DIRECTIONS. From the records below, give the number of lines that contain the string "powered", without any other text.

(Component data from apps and pages)
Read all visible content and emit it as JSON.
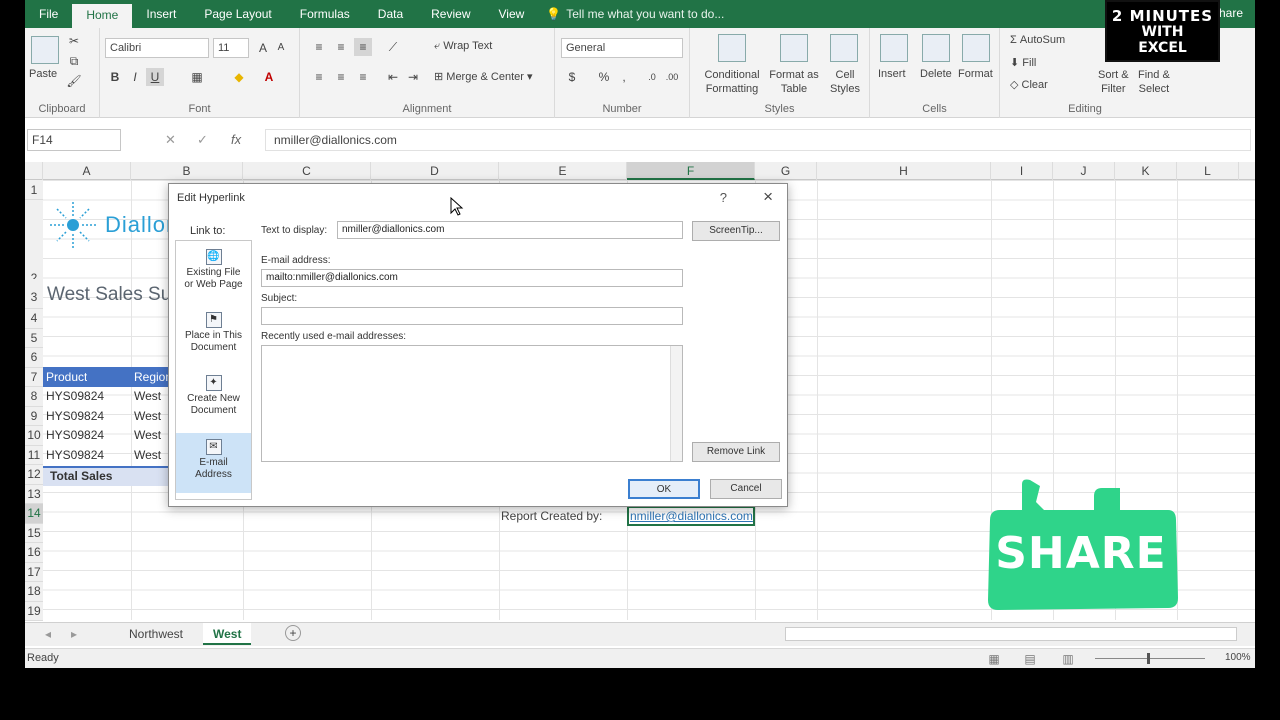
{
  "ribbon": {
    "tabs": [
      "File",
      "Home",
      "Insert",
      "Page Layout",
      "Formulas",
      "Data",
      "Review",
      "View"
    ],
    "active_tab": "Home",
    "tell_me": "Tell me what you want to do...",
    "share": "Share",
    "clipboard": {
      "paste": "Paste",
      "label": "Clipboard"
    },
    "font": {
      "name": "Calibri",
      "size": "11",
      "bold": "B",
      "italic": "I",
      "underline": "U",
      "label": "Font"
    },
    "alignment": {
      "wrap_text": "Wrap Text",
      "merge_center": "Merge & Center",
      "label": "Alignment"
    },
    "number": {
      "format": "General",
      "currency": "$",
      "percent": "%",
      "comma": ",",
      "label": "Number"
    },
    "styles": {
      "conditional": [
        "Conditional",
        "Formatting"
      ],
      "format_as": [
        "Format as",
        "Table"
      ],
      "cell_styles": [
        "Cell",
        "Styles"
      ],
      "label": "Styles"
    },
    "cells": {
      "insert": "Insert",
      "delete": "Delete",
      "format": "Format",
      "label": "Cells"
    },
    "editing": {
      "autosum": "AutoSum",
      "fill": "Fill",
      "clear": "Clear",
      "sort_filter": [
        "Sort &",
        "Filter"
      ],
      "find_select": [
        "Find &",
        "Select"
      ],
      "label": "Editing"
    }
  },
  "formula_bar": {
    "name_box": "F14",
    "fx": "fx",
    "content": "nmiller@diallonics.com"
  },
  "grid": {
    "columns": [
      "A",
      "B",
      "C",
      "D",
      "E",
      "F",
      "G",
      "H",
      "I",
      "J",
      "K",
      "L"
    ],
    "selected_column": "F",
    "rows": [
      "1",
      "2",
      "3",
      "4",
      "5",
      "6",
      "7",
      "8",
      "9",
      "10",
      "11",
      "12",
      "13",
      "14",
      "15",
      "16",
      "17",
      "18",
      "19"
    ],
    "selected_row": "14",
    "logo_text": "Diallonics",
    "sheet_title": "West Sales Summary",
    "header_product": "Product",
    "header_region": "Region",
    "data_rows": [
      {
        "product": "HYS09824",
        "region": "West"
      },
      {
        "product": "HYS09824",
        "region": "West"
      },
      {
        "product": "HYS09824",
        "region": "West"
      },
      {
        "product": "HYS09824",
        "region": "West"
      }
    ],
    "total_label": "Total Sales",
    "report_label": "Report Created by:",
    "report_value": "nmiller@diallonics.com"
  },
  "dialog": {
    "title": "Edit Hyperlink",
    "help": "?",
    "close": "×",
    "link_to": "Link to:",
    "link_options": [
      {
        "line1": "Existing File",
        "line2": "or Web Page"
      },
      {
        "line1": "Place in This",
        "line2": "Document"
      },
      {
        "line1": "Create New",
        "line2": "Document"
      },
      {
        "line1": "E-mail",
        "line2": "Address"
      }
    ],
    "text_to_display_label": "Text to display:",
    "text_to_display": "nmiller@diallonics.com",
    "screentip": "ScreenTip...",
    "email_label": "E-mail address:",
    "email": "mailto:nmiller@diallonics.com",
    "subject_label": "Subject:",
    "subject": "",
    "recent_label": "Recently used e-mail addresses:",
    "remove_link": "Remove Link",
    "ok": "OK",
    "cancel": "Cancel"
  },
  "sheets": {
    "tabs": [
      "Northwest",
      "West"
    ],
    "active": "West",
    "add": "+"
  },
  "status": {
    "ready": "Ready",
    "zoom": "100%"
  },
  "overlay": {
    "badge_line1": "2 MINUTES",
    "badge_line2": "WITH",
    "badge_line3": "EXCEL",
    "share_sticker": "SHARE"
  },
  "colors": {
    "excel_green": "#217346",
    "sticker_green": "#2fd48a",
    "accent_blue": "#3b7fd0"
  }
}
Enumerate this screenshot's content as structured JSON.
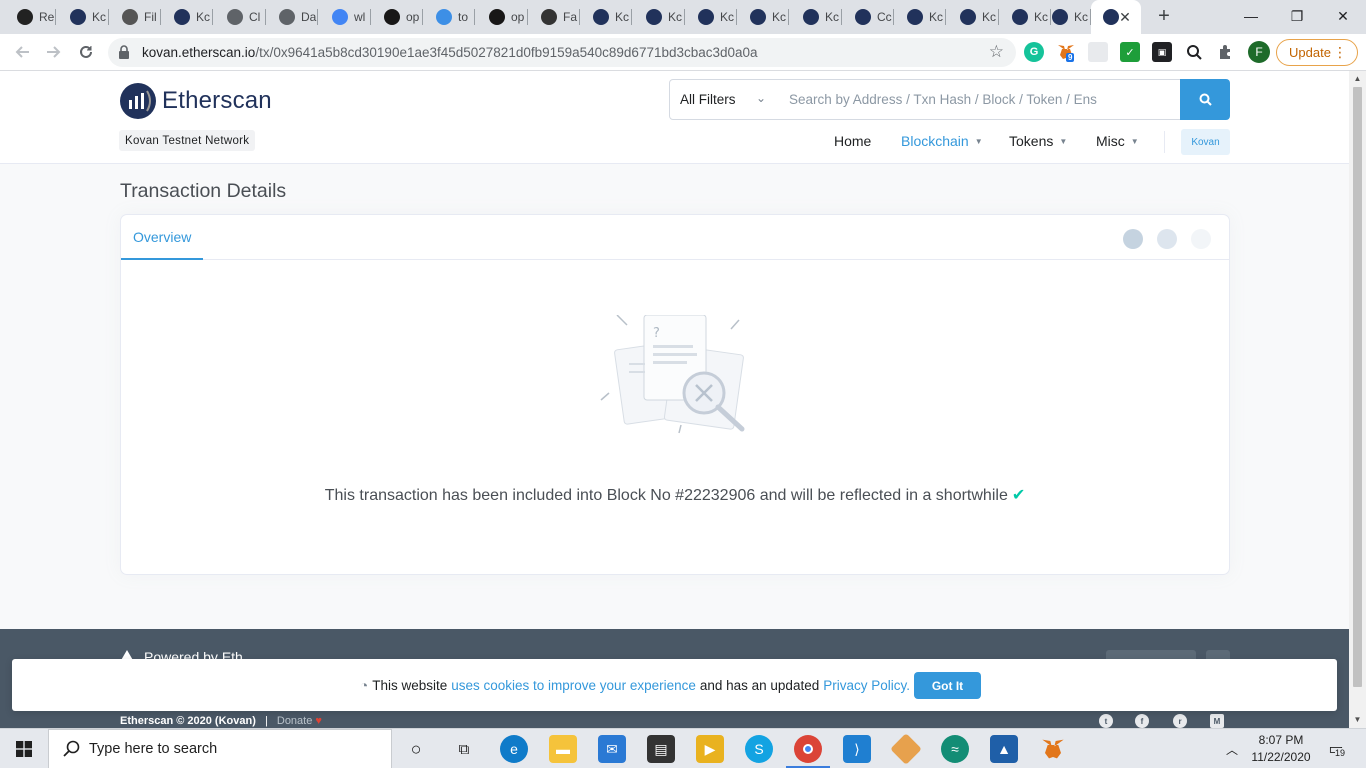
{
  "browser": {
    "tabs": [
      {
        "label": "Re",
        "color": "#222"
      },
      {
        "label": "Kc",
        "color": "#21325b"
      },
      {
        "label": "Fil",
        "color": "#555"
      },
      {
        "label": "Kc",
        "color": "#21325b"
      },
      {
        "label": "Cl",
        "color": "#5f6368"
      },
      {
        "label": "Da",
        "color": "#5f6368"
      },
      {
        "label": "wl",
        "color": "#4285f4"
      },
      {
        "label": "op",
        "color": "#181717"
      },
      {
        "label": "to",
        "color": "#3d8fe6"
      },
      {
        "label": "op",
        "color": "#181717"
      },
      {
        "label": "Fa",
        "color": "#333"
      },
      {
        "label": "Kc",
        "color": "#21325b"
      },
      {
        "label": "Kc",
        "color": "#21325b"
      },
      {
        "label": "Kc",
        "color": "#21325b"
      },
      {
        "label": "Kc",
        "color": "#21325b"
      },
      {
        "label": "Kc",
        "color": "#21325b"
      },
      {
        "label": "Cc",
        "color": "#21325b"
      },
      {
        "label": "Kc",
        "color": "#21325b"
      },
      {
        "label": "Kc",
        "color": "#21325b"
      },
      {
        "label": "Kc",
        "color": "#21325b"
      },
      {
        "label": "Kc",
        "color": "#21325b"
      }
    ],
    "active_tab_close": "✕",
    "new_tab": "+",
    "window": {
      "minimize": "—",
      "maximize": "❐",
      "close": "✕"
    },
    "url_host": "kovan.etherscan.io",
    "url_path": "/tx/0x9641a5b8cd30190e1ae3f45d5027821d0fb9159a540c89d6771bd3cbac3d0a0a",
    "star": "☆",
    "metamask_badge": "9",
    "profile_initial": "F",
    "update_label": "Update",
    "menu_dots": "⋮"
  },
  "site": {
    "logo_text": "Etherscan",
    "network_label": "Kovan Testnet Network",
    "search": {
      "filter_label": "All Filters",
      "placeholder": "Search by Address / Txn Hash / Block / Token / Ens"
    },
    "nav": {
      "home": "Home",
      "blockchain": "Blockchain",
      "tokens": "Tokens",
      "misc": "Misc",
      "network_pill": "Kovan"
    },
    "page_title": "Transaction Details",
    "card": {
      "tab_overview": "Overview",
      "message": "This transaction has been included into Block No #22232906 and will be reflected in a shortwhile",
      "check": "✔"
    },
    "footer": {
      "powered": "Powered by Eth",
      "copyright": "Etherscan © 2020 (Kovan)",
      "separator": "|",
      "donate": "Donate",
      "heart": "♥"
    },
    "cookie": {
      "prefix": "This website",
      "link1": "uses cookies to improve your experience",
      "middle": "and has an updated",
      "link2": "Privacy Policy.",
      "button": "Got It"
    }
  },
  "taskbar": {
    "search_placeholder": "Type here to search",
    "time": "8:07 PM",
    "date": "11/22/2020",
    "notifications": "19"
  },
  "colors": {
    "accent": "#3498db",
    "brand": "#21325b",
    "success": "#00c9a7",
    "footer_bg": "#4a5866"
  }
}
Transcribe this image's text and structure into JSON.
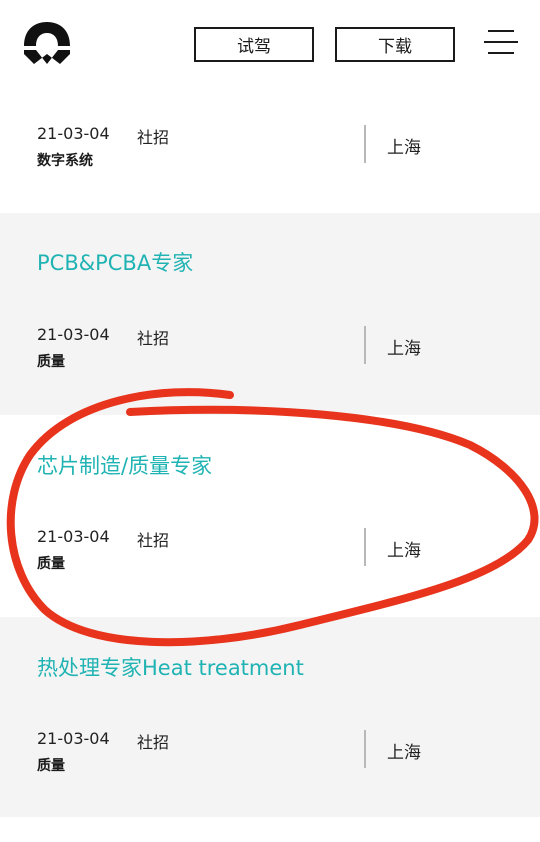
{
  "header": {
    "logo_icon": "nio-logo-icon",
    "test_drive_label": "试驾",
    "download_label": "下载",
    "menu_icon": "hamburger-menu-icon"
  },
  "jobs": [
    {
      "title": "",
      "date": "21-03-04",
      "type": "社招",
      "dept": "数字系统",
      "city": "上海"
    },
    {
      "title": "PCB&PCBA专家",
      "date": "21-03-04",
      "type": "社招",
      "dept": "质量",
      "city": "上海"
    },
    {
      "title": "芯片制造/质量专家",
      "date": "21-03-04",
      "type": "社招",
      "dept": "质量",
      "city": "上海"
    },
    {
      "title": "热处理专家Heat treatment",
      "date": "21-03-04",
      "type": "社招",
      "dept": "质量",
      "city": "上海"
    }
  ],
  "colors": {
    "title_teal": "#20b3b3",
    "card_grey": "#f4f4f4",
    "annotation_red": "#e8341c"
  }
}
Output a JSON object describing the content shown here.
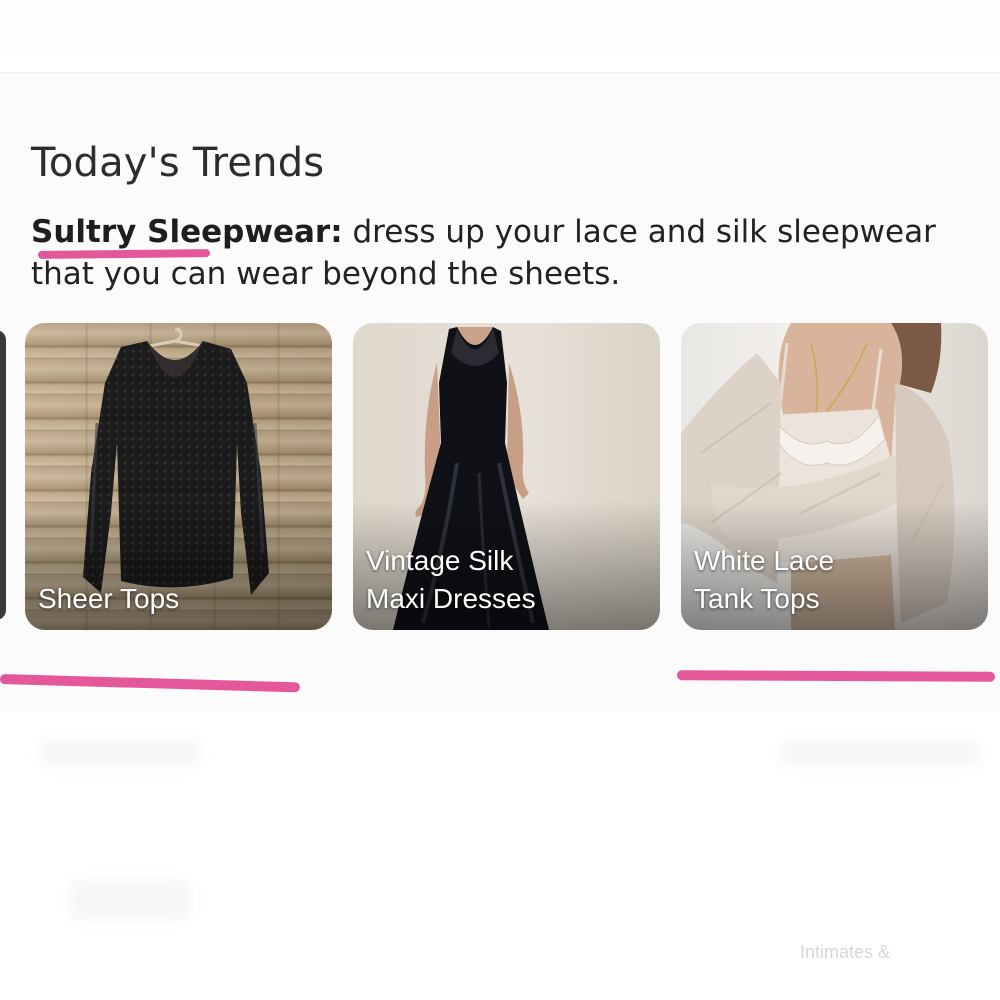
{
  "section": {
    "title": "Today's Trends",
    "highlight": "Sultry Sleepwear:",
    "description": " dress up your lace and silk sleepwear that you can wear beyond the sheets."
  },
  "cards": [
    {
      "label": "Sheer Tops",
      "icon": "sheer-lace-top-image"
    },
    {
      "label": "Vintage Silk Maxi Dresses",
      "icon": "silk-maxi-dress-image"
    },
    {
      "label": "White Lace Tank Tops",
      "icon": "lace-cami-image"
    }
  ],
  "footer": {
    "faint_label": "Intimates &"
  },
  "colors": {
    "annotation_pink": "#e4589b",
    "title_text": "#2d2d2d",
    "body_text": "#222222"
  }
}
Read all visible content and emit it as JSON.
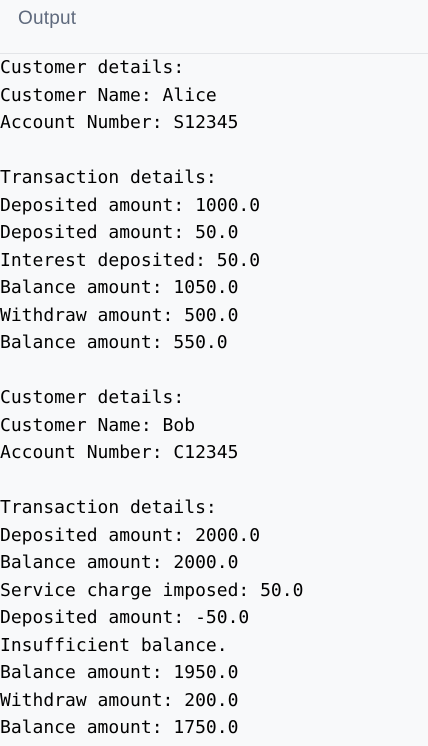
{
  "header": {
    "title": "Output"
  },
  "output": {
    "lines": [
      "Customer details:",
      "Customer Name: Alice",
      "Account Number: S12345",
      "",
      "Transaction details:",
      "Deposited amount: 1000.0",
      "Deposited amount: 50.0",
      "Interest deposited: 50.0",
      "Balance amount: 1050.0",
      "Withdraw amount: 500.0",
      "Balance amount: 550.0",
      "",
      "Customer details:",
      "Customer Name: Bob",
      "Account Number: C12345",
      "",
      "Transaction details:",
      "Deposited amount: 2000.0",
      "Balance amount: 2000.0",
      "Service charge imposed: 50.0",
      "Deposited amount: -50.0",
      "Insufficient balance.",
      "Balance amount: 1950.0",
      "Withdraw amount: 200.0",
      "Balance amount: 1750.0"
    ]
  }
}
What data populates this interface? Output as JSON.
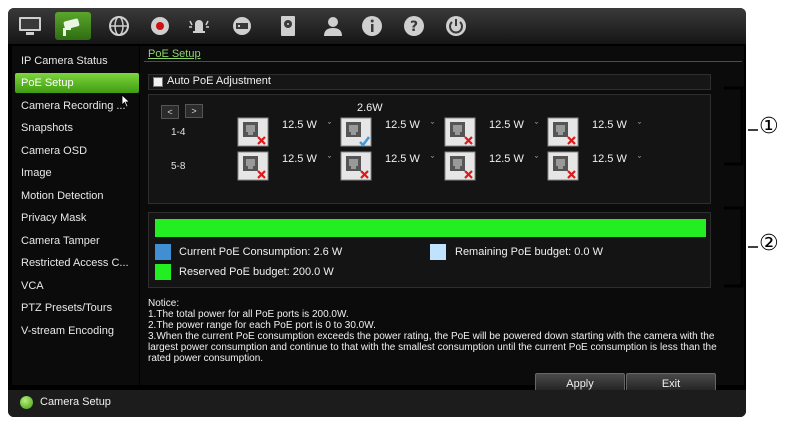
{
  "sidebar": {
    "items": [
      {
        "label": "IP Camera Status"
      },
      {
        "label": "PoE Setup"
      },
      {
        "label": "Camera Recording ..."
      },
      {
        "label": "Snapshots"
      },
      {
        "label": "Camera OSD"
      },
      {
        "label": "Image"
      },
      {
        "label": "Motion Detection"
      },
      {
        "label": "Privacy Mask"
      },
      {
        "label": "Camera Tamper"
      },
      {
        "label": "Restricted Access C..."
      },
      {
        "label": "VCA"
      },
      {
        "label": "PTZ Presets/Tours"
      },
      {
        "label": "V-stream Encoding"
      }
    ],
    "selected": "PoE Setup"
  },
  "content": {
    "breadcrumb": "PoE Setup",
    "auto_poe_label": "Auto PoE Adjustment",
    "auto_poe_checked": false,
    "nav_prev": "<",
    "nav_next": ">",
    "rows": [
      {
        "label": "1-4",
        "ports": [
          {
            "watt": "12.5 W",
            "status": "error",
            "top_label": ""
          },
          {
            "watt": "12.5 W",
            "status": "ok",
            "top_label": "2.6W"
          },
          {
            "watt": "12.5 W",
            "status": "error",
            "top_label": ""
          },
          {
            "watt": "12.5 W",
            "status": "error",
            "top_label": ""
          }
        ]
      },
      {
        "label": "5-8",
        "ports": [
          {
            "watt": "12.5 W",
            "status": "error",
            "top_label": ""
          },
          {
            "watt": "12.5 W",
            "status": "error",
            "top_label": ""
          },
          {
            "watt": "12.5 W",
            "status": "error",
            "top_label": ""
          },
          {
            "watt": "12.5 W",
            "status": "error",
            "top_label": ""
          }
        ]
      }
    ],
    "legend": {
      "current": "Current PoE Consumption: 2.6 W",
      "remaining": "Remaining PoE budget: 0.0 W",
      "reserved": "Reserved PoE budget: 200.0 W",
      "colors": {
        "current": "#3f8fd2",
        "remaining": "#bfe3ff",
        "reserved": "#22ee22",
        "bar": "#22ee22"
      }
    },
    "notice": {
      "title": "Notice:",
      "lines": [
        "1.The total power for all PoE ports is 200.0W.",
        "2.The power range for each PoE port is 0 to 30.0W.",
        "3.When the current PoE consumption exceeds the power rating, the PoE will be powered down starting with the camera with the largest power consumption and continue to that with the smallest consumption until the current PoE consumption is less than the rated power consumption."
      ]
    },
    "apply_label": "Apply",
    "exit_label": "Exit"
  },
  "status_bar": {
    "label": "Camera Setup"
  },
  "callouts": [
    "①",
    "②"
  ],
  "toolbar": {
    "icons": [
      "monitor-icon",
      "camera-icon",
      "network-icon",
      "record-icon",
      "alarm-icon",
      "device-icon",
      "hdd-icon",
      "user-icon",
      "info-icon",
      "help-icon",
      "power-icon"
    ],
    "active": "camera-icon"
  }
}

RESPONSE TO THIS TASK. 2